Shimano’s app allows you to adjust two different settings – shift timing and response when climbing. The shift timing adjusts when the computer decides to make a shift. Riders choose a numbered setting between 50 and 100 (Shimano says 72 is a good place to start) and then adjust accordingly based on how the response feels on the trail. This number doesn’t directly correlate to cadence, but the higher the number, the faster the cadence will be.

Climb Response sets the torque threshold for a shift. Basically, when you pedal hard, like on a climb, the drivetrain shifts to an easier gear. Selecting a higher number (there are 5 levels) for the Climb Response will allow more time before shifting to an easier gear is initiated. It’s worth noting that a sudden stomp on the pedals, like when you’re sprinting out of a starting gate, will make it want to shift into an easier gear. That’s not exactly the ideal scenario when you’re trying to squeeze out as much power as possible. So if you race or tend to sprint everywhere, manual shifting while pedaling might be a better choice.

The final setting involves selecting a starting gear. This is the gear the system shifts into when a driver slows down. Imagine stopping at a crossroads. What gear do you want to be in when restarting? Most likely this is the best choice for a starting gear. It’s also the gear the system is likely to be in after slowing down for a tight corner or technical section of track.

driving impressions

So how well does it actually work? Better than I expected to be honest, although I wouldn’t say it’s 100% perfect – I still regularly used the shifters to fine-tune the gear selection when the system wasn’t behaving the way I wanted it to. However, there were several instances where it was really impressive. A certain section of the trail had a flat approach to a fairly steep slab of rock, and I was able to leave the shifter alone while the derailleur shifted the chain into the appropriate gear as I climbed, executing the shifts exactly when I had on my own. It also happened that when descending, I heard how the chain switched to another cog, and then I was able to step out of a turn with the bike already in the right gear.

Even after some tweaking of the settings via the app, there were still moments when I pedaled in a harder gear than necessary or shifted the system at an inopportune moment. To tweak it even further would require more experimentation on a wider variety of terrains – I’d have to do repeated laps on the same section of track to get it closer to the shifting experience I was looking for. As I mentioned in the setup section, the amount of tinkering required to actually dial it in seems quite high.

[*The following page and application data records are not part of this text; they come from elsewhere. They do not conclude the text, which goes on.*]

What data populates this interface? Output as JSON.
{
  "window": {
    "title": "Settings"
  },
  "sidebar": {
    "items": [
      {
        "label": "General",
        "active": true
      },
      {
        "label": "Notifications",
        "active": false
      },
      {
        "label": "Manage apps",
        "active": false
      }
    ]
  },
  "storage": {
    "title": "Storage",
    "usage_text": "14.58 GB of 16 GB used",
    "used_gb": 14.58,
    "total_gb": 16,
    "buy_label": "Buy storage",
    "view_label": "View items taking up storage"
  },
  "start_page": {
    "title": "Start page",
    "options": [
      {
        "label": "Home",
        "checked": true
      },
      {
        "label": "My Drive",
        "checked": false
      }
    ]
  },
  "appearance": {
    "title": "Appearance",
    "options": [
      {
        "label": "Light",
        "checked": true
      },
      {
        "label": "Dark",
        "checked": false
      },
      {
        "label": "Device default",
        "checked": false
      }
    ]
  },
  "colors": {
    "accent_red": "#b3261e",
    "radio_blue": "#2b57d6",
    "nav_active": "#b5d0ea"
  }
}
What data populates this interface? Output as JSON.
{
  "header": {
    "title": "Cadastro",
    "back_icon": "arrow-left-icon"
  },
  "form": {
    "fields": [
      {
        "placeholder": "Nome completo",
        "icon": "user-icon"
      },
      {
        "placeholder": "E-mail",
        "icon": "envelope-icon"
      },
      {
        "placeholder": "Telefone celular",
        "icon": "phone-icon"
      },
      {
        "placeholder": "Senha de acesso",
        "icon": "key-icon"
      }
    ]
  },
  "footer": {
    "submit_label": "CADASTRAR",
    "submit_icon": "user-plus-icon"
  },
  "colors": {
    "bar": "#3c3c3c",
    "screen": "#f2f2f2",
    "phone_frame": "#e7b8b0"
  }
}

Aside from the automatic part of the shifting, the actual shifting feel of the Linkglide cassette was very good, especially under load – I would totally agree with Shimano’s claim that it’s smoother than the Hyperglide+, which already worked well under power.

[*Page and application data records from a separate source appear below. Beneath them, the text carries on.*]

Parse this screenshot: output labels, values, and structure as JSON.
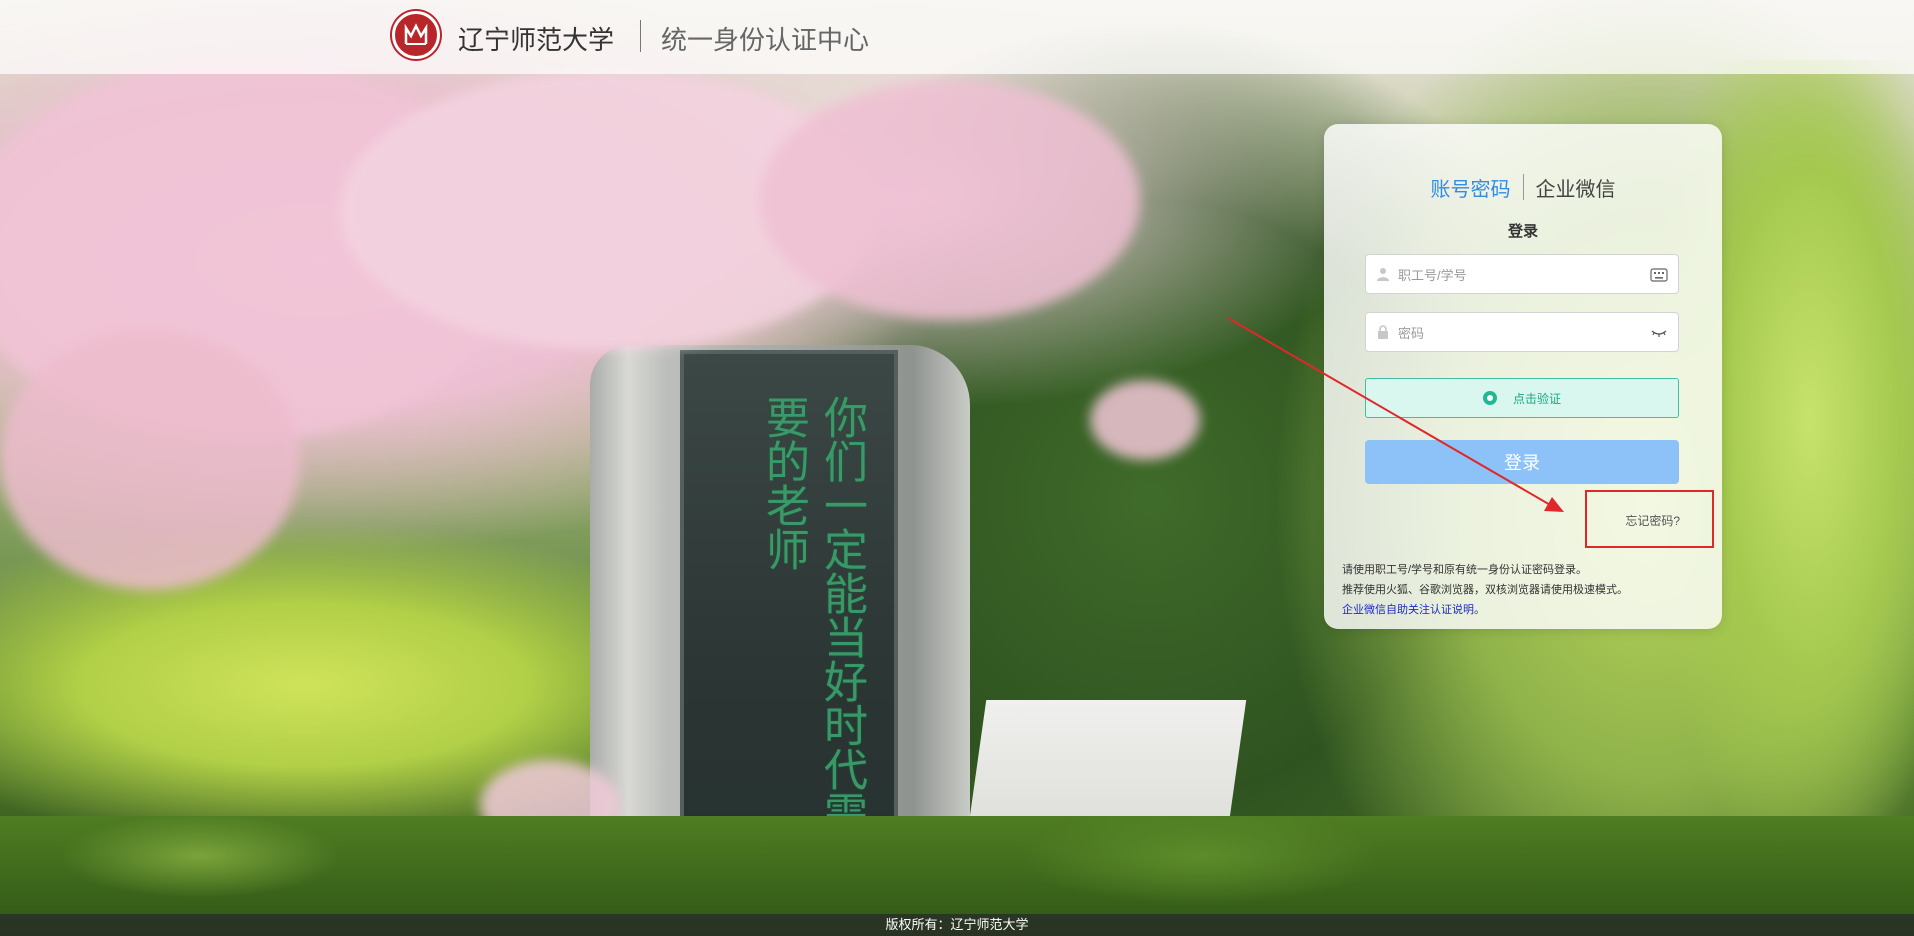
{
  "header": {
    "university_name": "辽宁师范大学",
    "center_name": "统一身份认证中心"
  },
  "background": {
    "inscription": "你们一定能当好时代需要的老师"
  },
  "login": {
    "tabs": [
      {
        "label": "账号密码",
        "active": true
      },
      {
        "label": "企业微信",
        "active": false
      }
    ],
    "title": "登录",
    "username_placeholder": "职工号/学号",
    "password_placeholder": "密码",
    "verify_label": "点击验证",
    "submit_label": "登录",
    "forgot_label": "忘记密码?",
    "hint_line1": "请使用职工号/学号和原有统一身份认证密码登录。",
    "hint_line2": "推荐使用火狐、谷歌浏览器，双核浏览器请使用极速模式。",
    "hint_link": "企业微信自助关注认证说明。"
  },
  "footer": {
    "copyright": "版权所有：辽宁师范大学"
  },
  "colors": {
    "accent": "#2f8de4",
    "login_button": "#8cc2f8",
    "verify_green": "#20b893",
    "annotation_red": "#e0282a"
  }
}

I feel like Shimano came up with the automatic shifting algorithm, realized it worked well, and is still trying to figure out where to implement it. Realistically, I think electric commuter bikes are the ideal use case – I can see riders who have never ridden a modern bike appreciate the fact that they don’t have to go through the nuances of the modern bike on their way to work or to the grocery store have to think about switching. Shimano has auto-shifted in this area before, but this is by far the best iteration of it.

The good news with this technology is that it’s not an all-or-nothing proposition. Riders who buy an e-bike with XT Di2 can decide which mode best suits their needs, rather than being tied to one setting. Personally, I would probably use the fully manual shifting with Free Shift the most, and I have a feeling many mountain bikers would appreciate that right away—there are all sorts of scenarios out on the trail when being able to shift while coasting can come in handy prove

It will be interesting to keep an eye on this system and see where the technology goes. Personally, I’m more curious to see how Shimano will react to SRAM’s geared drivetrain, but in the meantime I’ll probably keep myself playing around with the thousands of different motor and shifter settings to see if I can unlock a combo that works well enough to convince me to let the computer take over and make all the shifts.